> [ASSIGNED TASK] Type out the entries below again, character for character.

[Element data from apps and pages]
────────────────────────────────────────

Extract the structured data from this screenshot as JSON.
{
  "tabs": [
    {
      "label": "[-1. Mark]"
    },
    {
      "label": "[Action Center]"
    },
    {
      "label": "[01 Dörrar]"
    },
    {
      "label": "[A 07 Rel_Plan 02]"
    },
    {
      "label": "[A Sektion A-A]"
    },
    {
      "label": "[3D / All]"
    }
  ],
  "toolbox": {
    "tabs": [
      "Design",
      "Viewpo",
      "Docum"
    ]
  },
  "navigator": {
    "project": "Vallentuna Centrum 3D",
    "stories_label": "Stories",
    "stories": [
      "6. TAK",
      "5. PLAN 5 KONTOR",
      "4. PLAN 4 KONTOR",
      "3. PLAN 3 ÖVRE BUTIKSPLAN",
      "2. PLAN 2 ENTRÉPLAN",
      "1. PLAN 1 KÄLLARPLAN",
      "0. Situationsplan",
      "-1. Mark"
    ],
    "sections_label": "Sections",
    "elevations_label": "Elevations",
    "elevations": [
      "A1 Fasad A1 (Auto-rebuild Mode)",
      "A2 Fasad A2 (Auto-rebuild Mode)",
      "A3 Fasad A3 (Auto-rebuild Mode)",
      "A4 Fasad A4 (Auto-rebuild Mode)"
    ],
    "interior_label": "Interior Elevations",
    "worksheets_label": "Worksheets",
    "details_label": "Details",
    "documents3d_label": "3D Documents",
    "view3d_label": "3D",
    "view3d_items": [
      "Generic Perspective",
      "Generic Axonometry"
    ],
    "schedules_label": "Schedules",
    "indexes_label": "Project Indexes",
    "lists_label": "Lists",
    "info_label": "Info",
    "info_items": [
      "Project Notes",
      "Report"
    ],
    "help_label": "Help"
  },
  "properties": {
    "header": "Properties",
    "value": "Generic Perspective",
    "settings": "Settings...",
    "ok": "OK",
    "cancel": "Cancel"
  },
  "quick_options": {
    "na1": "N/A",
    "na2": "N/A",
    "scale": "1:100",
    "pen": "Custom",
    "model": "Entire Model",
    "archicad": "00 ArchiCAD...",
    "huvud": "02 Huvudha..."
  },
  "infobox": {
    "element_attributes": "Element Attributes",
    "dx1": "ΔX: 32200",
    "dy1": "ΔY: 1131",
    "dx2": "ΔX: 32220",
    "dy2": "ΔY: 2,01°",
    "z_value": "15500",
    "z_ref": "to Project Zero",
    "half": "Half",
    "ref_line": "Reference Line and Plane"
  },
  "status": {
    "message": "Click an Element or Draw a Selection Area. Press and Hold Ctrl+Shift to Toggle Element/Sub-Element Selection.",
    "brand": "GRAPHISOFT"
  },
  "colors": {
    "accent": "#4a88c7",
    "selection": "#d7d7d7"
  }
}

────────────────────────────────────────

> [ANSWER]
Extract the structured data from this screenshot as JSON.
{
  "tabs": [
    {
      "label": "[-1. Mark]"
    },
    {
      "label": "[Action Center]"
    },
    {
      "label": "[01 Dörrar]"
    },
    {
      "label": "[A 07 Rel_Plan 02]"
    },
    {
      "label": "[A Sektion A-A]"
    },
    {
      "label": "[3D / All]"
    }
  ],
  "toolbox": {
    "tabs": [
      "Design",
      "Viewpo",
      "Docum"
    ]
  },
  "navigator": {
    "project": "Vallentuna Centrum 3D",
    "stories_label": "Stories",
    "stories": [
      "6. TAK",
      "5. PLAN 5 KONTOR",
      "4. PLAN 4 KONTOR",
      "3. PLAN 3 ÖVRE BUTIKSPLAN",
      "2. PLAN 2 ENTRÉPLAN",
      "1. PLAN 1 KÄLLARPLAN",
      "0. Situationsplan",
      "-1. Mark"
    ],
    "sections_label": "Sections",
    "elevations_label": "Elevations",
    "elevations": [
      "A1 Fasad A1 (Auto-rebuild Mode)",
      "A2 Fasad A2 (Auto-rebuild Mode)",
      "A3 Fasad A3 (Auto-rebuild Mode)",
      "A4 Fasad A4 (Auto-rebuild Mode)"
    ],
    "interior_label": "Interior Elevations",
    "worksheets_label": "Worksheets",
    "details_label": "Details",
    "documents3d_label": "3D Documents",
    "view3d_label": "3D",
    "view3d_items": [
      "Generic Perspective",
      "Generic Axonometry"
    ],
    "schedules_label": "Schedules",
    "indexes_label": "Project Indexes",
    "lists_label": "Lists",
    "info_label": "Info",
    "info_items": [
      "Project Notes",
      "Report"
    ],
    "help_label": "Help"
  },
  "properties": {
    "header": "Properties",
    "value": "Generic Perspective",
    "settings": "Settings...",
    "ok": "OK",
    "cancel": "Cancel"
  },
  "quick_options": {
    "na1": "N/A",
    "na2": "N/A",
    "scale": "1:100",
    "pen": "Custom",
    "model": "Entire Model",
    "archicad": "00 ArchiCAD...",
    "huvud": "02 Huvudha..."
  },
  "infobox": {
    "element_attributes": "Element Attributes",
    "dx1": "ΔX: 32200",
    "dy1": "ΔY: 1131",
    "dx2": "ΔX: 32220",
    "dy2": "ΔY: 2,01°",
    "z_value": "15500",
    "z_ref": "to Project Zero",
    "half": "Half",
    "ref_line": "Reference Line and Plane"
  },
  "status": {
    "message": "Click an Element or Draw a Selection Area. Press and Hold Ctrl+Shift to Toggle Element/Sub-Element Selection.",
    "brand": "GRAPHISOFT"
  },
  "colors": {
    "accent": "#4a88c7",
    "selection": "#d7d7d7"
  }
}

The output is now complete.